Gauck: There is still plenty of time to apply fertilizer before soybeans. Many agronomists now recommend spring-applied nutrients. The Office of Indiana State Chemist regulates when and how nutrients can be applied. Its website has application restrictions that say you can’t apply to saturated ground, but you can apply inorganic fertilizer to frozen ground. The biggest challenge to applying on frozen ground is the concern of a heavy rain shortly after application that could move nutrients.
In an ideal world, we would wait and apply fertilizer right before planting, when soils are dry and warming. If that isn’t possible, avoid applying nutrients on frozen ground in fields that have lots of slope where nutrients could move from the field.
Like: Assuming the P and K you want to apply is inorganic, such as DAP and potash, you can apply anytime you want if it isn’t applied on standing water or on saturated ground. Application on frozen ground is permitted, although it may not be a best practice. I would avoid fields with a high potential for P and K to run off and enter a stream or creek.

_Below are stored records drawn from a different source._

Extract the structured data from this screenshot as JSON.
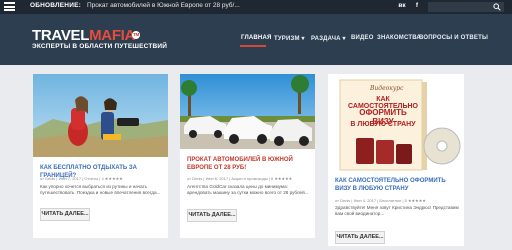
{
  "topbar": {
    "updates_label": "ОБНОВЛЕНИЕ:",
    "news_text": "Прокат автомобилей в Южной Европе от 28 руб/...",
    "social": [
      "вк",
      "f"
    ]
  },
  "header": {
    "logo_part1": "TRAVEL",
    "logo_part2": "MAFIA",
    "logo_badge": "TM",
    "tagline": "ЭКСПЕРТЫ В ОБЛАСТИ ПУТЕШЕСТВИЙ"
  },
  "nav": {
    "items": [
      "ГЛАВНАЯ",
      "ТУРИЗМ ▾",
      "РАЗДАЧА ▾",
      "ВИДЕО",
      "ЗНАКОМСТВА",
      "ВОПРОСЫ И ОТВЕТЫ"
    ]
  },
  "posts": [
    {
      "title": "КАК БЕСПЛАТНО ОТДЫХАТЬ ЗА ГРАНИЦЕЙ?",
      "meta": "от Denis | Июн 7, 2017 | Отчеты | 4 ★★★★★",
      "excerpt": "Как упорно хочется выбраться из рутины и начать путешествовать. Поездка и новые впечатления всегда...",
      "button": "ЧИТАТЬ ДАЛЕЕ...",
      "title_color": "#3a6fb7"
    },
    {
      "title": "ПРОКАТ АВТОМОБИЛЕЙ В ЮЖНОЙ ЕВРОПЕ ОТ 28 РУБ!",
      "meta": "от Denis | Июн 6, 2017 | Акции и промокоды | 6 ★★★★★",
      "excerpt": "Агентство GoldCar сказала цены до минимума: арендовать машину за сутки можно всего от 28 рублей...",
      "button": "ЧИТАТЬ ДАЛЕЕ...",
      "title_color": "#c0392b"
    },
    {
      "title": "КАК САМОСТОЯТЕЛЬНО ОФОРМИТЬ ВИЗУ В ЛЮБУЮ СТРАНУ",
      "meta": "от Denis | Июн 4, 2017 | Бесплатное | 5 ★★★★★",
      "excerpt": "Здравствуйте! Меня зовут Кристина Эндрюс! Представим вам свой виодинатор...",
      "button": "ЧИТАТЬ ДАЛЕЕ...",
      "title_color": "#3a6fb7"
    }
  ],
  "book": {
    "subtitle": "Видеокурс",
    "title_lines": [
      "КАК САМОСТОЯТЕЛЬНО",
      "ОФОРМИТЬ ВИЗУ",
      "В ЛЮБУЮ СТРАНУ"
    ]
  },
  "colors": {
    "topbar_bg": "#1e2732",
    "header_bg": "#2c3e50",
    "accent": "#d74937",
    "link": "#3a6fb7"
  }
}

If your P and K is applied as manure, different rules apply. Those can be found at oisc.purdue.edu.
Nagel: In short, apply anytime ground conditions are fit and runoff potential is minimal. Essentially, for inorganic fertilizers such as 11-52-0 (MAP), 18-46-0 (DAP) or 0-0-60 (potash), you can apply anytime ground conditions are suitable for application equipment. Applications can be made to frozen ground, but potential runoff could occur if made prior to a significant rainfall event. The following are a few guidelines for dry fertilizer applications:
- MAP and DAP. These contain nitrogen and phosphorus. If incorporated after application or surface-applied to a cover crop, off-target movement should be minimal. While applications can be made to frozen ground or lightly snow-covered ground, attention should be given to the forecast. Applications should be delayed or avoided if rainfall events are forecast before fertilizer has enough time to move into the soil. Fertilizer lying on the surface will move across the landscape on frozen ground with a rain and could end up in streams and rivers.
- Potash. Applications can be made almost anytime, but applications made on low cation-exchange capacity soils — of less than 6 or so milliequivalents per 100 grams — should be made in spring, closer to planting. While potassium is positively charged, leaching below the root zone can occur on low CEC soils with large rains.
- Sulfur. There has been more interest in applying sulfur on soybeans using 21-0-0-24S, which is ammonium sulfate. This should only be done closer to planting, as sulfate sulfur is negatively charged, like nitrate nitrogen, and can move below the rooting zone.
- Manure. There are rules regarding applications of manure to frozen surface soils. Check the Office of Indiana State Chemist website under the Fertilizer section.